WHAT YOU WILL DO :: Scan the material below, then work out how many of its lines contain the word "icon"; reply with that number only.

SOURCE DATA ::
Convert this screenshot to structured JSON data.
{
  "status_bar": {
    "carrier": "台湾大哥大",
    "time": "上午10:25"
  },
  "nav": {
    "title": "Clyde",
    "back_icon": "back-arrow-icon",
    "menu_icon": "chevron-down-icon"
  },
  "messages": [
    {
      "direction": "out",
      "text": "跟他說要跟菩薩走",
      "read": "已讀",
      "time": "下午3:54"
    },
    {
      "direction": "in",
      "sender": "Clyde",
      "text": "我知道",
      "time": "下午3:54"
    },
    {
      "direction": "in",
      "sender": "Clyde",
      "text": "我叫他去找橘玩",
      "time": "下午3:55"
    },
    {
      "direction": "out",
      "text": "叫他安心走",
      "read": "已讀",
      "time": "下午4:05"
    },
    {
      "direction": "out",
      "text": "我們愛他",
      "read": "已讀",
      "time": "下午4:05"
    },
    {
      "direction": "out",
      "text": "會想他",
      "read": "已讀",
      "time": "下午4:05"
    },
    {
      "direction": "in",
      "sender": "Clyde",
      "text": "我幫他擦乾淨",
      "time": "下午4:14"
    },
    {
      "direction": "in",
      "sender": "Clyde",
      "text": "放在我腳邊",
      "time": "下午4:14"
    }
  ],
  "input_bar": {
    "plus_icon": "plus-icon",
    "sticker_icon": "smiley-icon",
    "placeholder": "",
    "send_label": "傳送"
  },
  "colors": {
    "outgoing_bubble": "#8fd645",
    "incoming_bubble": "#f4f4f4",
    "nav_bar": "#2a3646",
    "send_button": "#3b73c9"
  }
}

ANSWER SECTION :: 4